The task: Write out all the material verbatim, line by line.

Given records:
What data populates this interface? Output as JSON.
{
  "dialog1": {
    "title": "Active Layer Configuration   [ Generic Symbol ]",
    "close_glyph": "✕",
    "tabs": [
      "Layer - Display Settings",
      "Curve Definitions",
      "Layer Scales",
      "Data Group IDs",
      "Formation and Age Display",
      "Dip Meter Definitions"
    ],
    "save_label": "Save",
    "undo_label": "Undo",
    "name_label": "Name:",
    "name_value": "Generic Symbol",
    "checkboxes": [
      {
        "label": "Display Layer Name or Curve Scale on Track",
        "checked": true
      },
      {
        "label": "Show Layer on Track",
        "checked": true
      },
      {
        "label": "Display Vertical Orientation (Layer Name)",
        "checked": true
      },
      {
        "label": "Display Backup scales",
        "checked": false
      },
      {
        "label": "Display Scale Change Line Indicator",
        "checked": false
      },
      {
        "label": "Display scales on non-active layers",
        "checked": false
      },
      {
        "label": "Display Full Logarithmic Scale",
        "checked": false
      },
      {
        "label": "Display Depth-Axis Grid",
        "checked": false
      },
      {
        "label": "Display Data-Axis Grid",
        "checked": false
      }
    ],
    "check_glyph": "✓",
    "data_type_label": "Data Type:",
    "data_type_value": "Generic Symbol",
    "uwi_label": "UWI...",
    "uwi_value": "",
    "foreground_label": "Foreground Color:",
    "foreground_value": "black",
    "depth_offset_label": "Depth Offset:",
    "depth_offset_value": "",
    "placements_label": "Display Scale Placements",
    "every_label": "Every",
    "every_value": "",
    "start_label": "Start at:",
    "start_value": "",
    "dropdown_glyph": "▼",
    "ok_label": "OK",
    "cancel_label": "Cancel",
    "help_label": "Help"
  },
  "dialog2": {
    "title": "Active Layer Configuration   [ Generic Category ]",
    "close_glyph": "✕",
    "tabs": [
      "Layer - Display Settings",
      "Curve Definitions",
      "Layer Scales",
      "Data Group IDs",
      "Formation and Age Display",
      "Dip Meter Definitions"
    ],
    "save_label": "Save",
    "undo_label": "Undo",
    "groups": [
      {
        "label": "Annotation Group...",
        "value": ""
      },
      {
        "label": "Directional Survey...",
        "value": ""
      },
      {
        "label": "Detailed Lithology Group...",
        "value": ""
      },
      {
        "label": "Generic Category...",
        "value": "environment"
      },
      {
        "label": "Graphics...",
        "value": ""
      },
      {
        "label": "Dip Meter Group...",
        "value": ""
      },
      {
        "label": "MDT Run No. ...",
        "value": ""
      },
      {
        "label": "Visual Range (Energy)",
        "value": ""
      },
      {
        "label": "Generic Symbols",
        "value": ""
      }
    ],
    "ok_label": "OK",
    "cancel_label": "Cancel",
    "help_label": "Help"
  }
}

Written response:
What data populates this interface? Output as JSON.
{
  "dialog1": {
    "title": "Active Layer Configuration   [ Generic Symbol ]",
    "close_glyph": "✕",
    "tabs": [
      "Layer - Display Settings",
      "Curve Definitions",
      "Layer Scales",
      "Data Group IDs",
      "Formation and Age Display",
      "Dip Meter Definitions"
    ],
    "save_label": "Save",
    "undo_label": "Undo",
    "name_label": "Name:",
    "name_value": "Generic Symbol",
    "checkboxes": [
      {
        "label": "Display Layer Name or Curve Scale on Track",
        "checked": true
      },
      {
        "label": "Show Layer on Track",
        "checked": true
      },
      {
        "label": "Display Vertical Orientation (Layer Name)",
        "checked": true
      },
      {
        "label": "Display Backup scales",
        "checked": false
      },
      {
        "label": "Display Scale Change Line Indicator",
        "checked": false
      },
      {
        "label": "Display scales on non-active layers",
        "checked": false
      },
      {
        "label": "Display Full Logarithmic Scale",
        "checked": false
      },
      {
        "label": "Display Depth-Axis Grid",
        "checked": false
      },
      {
        "label": "Display Data-Axis Grid",
        "checked": false
      }
    ],
    "check_glyph": "✓",
    "data_type_label": "Data Type:",
    "data_type_value": "Generic Symbol",
    "uwi_label": "UWI...",
    "uwi_value": "",
    "foreground_label": "Foreground Color:",
    "foreground_value": "black",
    "depth_offset_label": "Depth Offset:",
    "depth_offset_value": "",
    "placements_label": "Display Scale Placements",
    "every_label": "Every",
    "every_value": "",
    "start_label": "Start at:",
    "start_value": "",
    "dropdown_glyph": "▼",
    "ok_label": "OK",
    "cancel_label": "Cancel",
    "help_label": "Help"
  },
  "dialog2": {
    "title": "Active Layer Configuration   [ Generic Category ]",
    "close_glyph": "✕",
    "tabs": [
      "Layer - Display Settings",
      "Curve Definitions",
      "Layer Scales",
      "Data Group IDs",
      "Formation and Age Display",
      "Dip Meter Definitions"
    ],
    "save_label": "Save",
    "undo_label": "Undo",
    "groups": [
      {
        "label": "Annotation Group...",
        "value": ""
      },
      {
        "label": "Directional Survey...",
        "value": ""
      },
      {
        "label": "Detailed Lithology Group...",
        "value": ""
      },
      {
        "label": "Generic Category...",
        "value": "environment"
      },
      {
        "label": "Graphics...",
        "value": ""
      },
      {
        "label": "Dip Meter Group...",
        "value": ""
      },
      {
        "label": "MDT Run No. ...",
        "value": ""
      },
      {
        "label": "Visual Range (Energy)",
        "value": ""
      },
      {
        "label": "Generic Symbols",
        "value": ""
      }
    ],
    "ok_label": "OK",
    "cancel_label": "Cancel",
    "help_label": "Help"
  }
}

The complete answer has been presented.